Impact of System of Rice Intensification (SRI) Practices on Cropping System Resilience to Fluctuating Climate Conditions in Timbuktu Region, Northern Mali, West Africa


Cereal production covers only 4.5 months of annual household
consumption in the Timbuktu region, at the edge of the Sahara
desert. Along the Niger River and its seasonally‐flooded arms,
small‐scale, village‐b d ase i i ti rr gation schemes, 30‐35 h t ec ares in size,
have become important for food security. Irrigation using diesel
motor pumps is costly. Cropping area per households is only 0.3
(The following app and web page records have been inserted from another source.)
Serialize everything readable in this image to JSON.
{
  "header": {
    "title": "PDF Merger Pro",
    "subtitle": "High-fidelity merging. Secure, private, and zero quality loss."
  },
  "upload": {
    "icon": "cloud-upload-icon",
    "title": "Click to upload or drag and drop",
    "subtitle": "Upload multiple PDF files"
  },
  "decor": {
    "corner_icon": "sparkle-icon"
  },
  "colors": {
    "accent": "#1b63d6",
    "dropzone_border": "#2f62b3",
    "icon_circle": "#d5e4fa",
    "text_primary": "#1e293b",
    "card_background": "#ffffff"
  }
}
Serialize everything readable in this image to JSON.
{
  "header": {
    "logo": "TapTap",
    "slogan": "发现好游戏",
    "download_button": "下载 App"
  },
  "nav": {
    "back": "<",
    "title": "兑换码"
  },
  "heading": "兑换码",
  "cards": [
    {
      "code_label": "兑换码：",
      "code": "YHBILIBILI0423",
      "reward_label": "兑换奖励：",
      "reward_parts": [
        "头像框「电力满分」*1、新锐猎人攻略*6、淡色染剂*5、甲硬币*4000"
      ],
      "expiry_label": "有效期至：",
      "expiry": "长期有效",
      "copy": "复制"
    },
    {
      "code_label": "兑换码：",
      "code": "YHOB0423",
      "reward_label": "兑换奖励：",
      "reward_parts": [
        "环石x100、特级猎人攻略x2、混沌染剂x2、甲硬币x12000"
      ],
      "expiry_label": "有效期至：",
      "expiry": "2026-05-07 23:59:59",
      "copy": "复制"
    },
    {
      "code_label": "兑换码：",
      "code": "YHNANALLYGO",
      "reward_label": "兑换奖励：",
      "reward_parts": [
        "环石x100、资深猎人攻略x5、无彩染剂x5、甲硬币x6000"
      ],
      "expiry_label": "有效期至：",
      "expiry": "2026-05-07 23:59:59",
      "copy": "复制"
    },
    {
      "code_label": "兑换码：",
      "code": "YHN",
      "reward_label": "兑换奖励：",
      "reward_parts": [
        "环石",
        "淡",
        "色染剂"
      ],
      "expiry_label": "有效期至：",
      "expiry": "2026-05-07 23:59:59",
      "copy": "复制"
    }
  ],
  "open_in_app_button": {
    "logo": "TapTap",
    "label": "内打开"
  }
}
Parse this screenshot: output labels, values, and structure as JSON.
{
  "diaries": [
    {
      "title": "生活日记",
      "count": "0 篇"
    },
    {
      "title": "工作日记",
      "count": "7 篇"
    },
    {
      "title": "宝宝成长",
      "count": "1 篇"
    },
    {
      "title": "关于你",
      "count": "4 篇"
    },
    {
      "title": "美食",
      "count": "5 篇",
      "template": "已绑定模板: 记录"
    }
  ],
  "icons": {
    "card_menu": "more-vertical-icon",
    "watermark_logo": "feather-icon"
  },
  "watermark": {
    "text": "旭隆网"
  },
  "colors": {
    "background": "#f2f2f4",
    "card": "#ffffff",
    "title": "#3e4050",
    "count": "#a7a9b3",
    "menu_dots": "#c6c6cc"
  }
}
hectares, driving farmers to increase rice productivity. Since 2007,
the NGO Africare and the Regional Government Agriculture Service
have worked with communities to adapt the System of Rice
Intensification (SRI) to local conditions. In 2007, one farmer
achieved a 9t/ha SRI yield compared to 6.7 t/ha in his control plot
(Africare, 2008). In 2008, 60 farmers from 12 villages averaged a
9.1t/ha SRI yield compared to 4.9 t/ha in their surrounding fields
(86% increase) (Styger, 2009).
Water availability for irrigation depends on the rise and recession of
the Niger River, which is determined by the date the rainy season
Yield and Yield parameters
Average paddy yield for 130 SRI farmers was 7.71 t/ha
compared to their conventionally grown fields with 4 48
Table 1: Rice yield (t/ha) and yield parameters for SRI and
farmer practice plots (n=130, adjusted to 14% grain moisture)
SRI practices combine the transplanting of single seedlings at the 2‐leaf stage (1), with wide spacing (25cmx25cm) and planted in line
(2), alternate wetting and drying irrigation (2), the use of a cono‐weeder instead of hand weeding (3), and the application of organic
manure during soil preparation (not shown). Last picture shows SRI field at harvest (4)
begins and by amount of rain in the watershed. In 2009, when 270
farmers from 28 villages practiced SRI, flooding was delayed by
more than one month compared to 2008. Villages that are located
at a greater distance from the Niger River need to wait longer for
the water to arrive. This creates a natural gradient for when the
cropping season will begin (see satellite photo). This poster looks at
crop performance and productivity in relation to crop‐season timing
under SRI and current practic